**Dataset entries:**
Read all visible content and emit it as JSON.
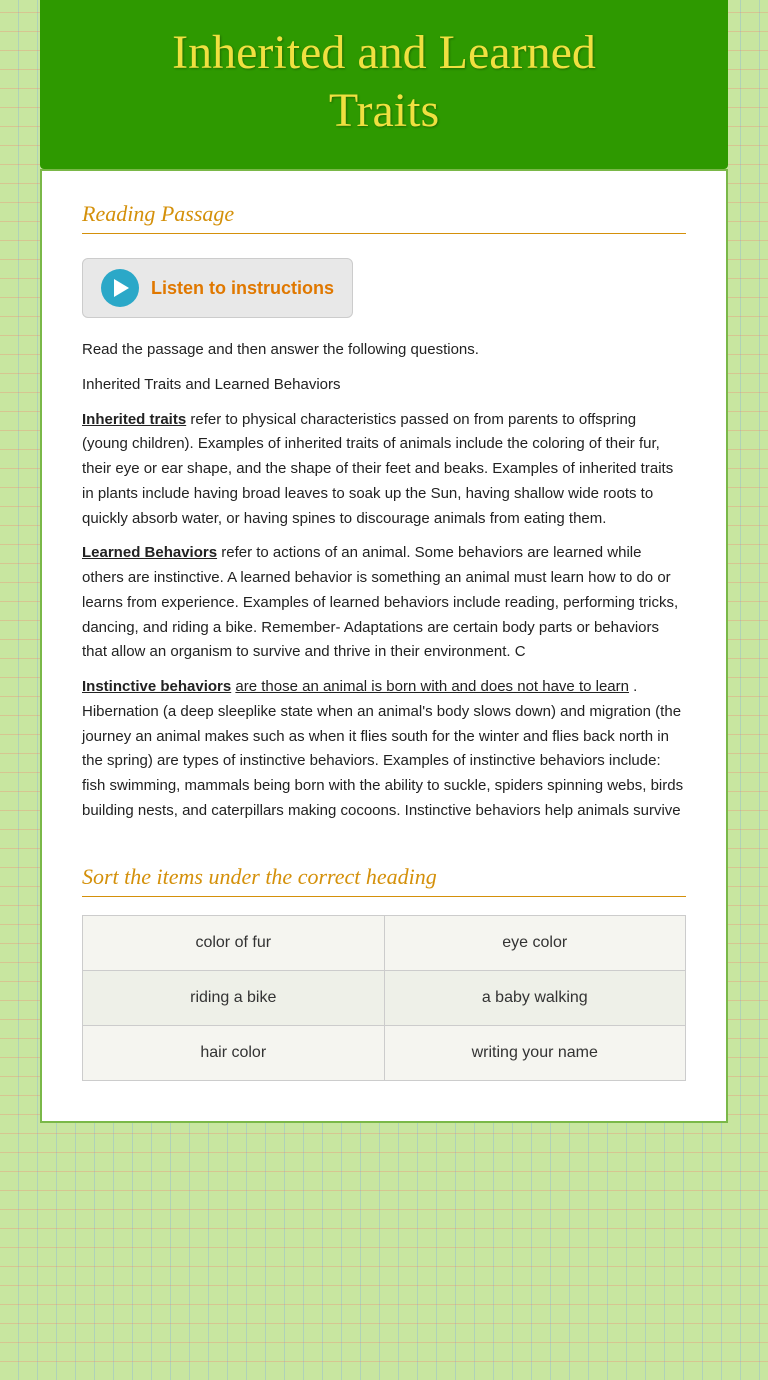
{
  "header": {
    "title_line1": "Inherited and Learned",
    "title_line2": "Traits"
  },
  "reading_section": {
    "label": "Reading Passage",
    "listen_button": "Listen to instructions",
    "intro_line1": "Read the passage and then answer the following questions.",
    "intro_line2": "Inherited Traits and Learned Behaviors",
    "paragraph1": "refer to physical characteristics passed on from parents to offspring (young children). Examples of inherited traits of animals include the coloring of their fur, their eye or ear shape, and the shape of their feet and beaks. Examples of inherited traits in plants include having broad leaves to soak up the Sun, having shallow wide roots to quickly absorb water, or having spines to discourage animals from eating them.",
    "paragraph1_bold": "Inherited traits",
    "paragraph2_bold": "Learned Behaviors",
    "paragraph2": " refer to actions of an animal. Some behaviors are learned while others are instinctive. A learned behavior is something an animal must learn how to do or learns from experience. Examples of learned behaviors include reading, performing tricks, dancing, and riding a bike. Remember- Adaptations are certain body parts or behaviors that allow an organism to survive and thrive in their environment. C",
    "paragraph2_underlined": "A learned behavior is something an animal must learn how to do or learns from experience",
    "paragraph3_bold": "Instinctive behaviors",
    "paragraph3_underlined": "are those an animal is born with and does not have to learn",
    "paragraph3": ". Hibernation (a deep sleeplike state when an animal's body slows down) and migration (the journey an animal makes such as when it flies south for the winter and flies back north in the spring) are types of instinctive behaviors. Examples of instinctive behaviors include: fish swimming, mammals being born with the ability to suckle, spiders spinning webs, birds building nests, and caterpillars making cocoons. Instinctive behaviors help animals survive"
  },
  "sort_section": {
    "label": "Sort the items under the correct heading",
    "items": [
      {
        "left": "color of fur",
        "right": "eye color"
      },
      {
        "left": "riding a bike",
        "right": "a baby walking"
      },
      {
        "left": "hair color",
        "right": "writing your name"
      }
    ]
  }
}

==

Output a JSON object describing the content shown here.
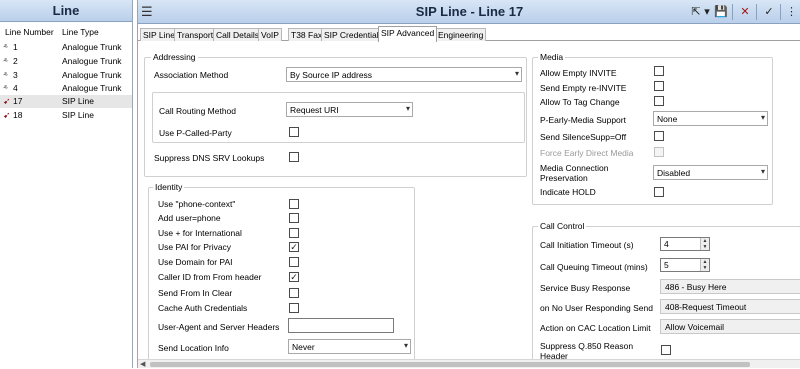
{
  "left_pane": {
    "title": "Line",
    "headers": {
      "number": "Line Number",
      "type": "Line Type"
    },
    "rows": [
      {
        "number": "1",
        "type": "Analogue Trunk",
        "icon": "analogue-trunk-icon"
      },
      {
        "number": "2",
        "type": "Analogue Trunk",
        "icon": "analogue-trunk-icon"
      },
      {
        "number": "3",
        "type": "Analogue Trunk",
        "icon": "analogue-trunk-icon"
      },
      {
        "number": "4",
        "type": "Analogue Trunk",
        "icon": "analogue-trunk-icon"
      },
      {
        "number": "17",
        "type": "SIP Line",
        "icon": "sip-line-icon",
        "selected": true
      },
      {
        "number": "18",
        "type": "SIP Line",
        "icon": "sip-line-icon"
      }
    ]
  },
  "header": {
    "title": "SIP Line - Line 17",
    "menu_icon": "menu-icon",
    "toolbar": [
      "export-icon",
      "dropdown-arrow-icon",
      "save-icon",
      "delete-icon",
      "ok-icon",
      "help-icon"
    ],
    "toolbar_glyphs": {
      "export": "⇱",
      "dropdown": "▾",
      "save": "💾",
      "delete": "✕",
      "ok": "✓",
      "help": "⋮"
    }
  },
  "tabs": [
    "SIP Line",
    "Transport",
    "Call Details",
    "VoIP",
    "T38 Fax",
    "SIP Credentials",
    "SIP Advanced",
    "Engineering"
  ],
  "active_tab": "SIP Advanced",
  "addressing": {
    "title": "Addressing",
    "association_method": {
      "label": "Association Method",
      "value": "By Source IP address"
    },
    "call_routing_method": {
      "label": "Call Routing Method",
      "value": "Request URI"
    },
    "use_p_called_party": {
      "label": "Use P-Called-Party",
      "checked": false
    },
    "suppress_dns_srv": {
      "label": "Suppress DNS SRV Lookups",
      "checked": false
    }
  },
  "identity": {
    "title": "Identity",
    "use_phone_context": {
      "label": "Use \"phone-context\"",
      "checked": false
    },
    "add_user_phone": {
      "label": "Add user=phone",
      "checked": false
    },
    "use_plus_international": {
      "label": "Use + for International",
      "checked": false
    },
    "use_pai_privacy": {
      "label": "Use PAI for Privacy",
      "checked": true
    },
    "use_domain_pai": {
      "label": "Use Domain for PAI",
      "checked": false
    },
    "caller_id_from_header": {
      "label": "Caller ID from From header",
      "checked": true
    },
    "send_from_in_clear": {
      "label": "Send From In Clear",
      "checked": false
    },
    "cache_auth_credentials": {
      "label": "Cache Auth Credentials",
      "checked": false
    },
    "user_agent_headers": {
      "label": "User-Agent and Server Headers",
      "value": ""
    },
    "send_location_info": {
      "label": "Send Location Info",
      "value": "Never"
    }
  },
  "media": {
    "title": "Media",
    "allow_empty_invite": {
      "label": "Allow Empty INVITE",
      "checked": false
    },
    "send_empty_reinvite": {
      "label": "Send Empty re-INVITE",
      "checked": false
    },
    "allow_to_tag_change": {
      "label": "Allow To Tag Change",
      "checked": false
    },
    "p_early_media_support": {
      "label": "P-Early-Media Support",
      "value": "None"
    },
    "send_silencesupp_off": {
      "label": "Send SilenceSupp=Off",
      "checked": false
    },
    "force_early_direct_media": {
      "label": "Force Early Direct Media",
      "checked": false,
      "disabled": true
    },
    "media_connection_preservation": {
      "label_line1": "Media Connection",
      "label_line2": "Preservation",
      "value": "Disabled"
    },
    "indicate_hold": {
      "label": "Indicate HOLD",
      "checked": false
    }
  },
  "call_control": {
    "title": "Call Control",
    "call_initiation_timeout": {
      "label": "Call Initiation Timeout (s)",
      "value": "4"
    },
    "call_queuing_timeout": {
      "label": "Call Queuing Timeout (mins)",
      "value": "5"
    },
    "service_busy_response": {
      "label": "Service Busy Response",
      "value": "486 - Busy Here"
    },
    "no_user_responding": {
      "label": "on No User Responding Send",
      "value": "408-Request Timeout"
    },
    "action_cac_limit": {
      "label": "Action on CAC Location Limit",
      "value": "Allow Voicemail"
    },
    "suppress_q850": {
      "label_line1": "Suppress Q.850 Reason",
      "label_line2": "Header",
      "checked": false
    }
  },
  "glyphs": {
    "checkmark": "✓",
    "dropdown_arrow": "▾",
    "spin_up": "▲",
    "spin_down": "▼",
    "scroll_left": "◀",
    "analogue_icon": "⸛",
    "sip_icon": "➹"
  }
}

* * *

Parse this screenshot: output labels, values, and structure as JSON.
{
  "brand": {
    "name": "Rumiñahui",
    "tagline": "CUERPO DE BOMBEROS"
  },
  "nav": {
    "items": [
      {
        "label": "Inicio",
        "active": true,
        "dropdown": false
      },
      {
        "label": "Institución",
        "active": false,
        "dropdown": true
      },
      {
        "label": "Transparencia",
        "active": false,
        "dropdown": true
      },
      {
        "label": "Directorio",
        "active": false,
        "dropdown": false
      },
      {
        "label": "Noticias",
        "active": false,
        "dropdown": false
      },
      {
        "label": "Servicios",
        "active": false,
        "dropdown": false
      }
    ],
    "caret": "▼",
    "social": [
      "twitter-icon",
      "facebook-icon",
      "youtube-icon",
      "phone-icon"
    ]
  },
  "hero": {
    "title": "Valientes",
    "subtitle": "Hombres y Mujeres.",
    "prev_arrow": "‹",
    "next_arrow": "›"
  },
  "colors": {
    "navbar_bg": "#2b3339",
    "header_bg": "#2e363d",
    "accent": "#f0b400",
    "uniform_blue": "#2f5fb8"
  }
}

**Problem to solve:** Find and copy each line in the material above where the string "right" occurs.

**Answer box:**
        "right": "eye color"
        "right": "a baby walking"
        "right": "writing your name"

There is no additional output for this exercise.